Felix Baumgartner is a man with an ambition. Admittedly, his ambition is somewhat unusual, but who are we to say that the desire to become the first man to achieve supersonic velocities by falling through the air is insane?
Oh, wait. It's clearly insane.
Baumgartner aims to jump out of a hot air balloon 36,575 metres in the air and freefall before opening his parachute around 1520 metres, in the process shattering a freefall record set in 1960 by US Air Force Captain Joe Kittinger who jumped out of a balloon 31,333 metres high. As you could imagine, such a jump will be dangerous; in addition to achieving supersonic speed 35 seconds after he jumps, Baumgartner will also be jumping from a point that's dangerous just to be there:
The jump height is above a threshold at 19,000 metres called the Armstrong line, where the atmospheric pressure is so low that fluids start to boil. "If he opens up his face mask or the suit, all the gases in your body go out of suspension, so you literally turn into a giant fizzy, oozing fluid from your eyes and mouth, like something out of a horror film," [Project director Art] Thompson explained. "It's just seconds until death."
Unsurprisingly, Baumgartner isn't going to do this without any kind of help: The jump will be sponsored in part by Red Bull. Well, it's supposed to give you wings, after all.

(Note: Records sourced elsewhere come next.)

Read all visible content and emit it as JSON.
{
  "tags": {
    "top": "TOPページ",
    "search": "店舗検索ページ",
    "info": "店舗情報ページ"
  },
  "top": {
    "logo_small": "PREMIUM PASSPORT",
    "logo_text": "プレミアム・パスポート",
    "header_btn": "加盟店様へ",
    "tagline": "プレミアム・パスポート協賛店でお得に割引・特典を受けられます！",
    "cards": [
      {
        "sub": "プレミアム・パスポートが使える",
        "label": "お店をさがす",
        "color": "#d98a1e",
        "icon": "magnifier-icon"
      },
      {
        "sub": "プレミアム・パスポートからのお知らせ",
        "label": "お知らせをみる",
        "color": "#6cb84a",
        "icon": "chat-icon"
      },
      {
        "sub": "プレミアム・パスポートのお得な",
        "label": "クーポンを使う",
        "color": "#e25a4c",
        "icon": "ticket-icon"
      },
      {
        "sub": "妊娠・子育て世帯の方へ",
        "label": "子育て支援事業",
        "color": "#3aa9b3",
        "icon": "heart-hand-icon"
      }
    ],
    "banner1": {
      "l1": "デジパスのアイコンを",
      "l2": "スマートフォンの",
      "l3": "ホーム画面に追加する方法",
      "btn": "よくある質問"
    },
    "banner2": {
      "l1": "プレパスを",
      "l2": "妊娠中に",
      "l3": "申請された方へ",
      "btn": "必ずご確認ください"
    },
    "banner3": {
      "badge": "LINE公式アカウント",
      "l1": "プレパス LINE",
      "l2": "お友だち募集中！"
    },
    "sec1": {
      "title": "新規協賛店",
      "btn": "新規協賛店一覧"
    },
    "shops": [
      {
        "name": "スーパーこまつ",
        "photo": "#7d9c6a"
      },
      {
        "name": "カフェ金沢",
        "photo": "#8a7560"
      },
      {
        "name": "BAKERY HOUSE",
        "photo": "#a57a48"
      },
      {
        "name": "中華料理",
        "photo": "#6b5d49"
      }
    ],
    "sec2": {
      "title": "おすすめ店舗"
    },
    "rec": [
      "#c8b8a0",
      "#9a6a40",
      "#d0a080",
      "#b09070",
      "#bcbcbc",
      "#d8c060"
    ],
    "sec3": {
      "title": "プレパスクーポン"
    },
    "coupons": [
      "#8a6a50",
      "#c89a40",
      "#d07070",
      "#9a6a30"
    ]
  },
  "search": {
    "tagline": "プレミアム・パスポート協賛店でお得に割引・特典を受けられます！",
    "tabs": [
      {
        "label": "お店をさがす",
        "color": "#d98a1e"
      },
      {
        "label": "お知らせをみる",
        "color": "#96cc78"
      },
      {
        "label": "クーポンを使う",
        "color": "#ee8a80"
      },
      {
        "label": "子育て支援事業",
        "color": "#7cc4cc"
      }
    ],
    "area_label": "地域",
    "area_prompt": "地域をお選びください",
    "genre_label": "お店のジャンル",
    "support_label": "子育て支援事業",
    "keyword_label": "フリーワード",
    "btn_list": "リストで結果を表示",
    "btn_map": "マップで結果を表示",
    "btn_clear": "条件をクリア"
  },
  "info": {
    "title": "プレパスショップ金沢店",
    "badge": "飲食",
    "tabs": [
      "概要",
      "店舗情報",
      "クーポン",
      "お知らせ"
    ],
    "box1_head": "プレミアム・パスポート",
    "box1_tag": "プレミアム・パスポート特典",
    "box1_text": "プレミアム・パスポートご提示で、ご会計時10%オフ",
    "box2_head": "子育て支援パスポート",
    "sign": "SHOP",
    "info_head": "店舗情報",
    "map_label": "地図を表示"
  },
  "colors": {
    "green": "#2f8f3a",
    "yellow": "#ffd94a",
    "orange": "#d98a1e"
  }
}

'Space diver' to attempt first supersonic freefall [New Scientist]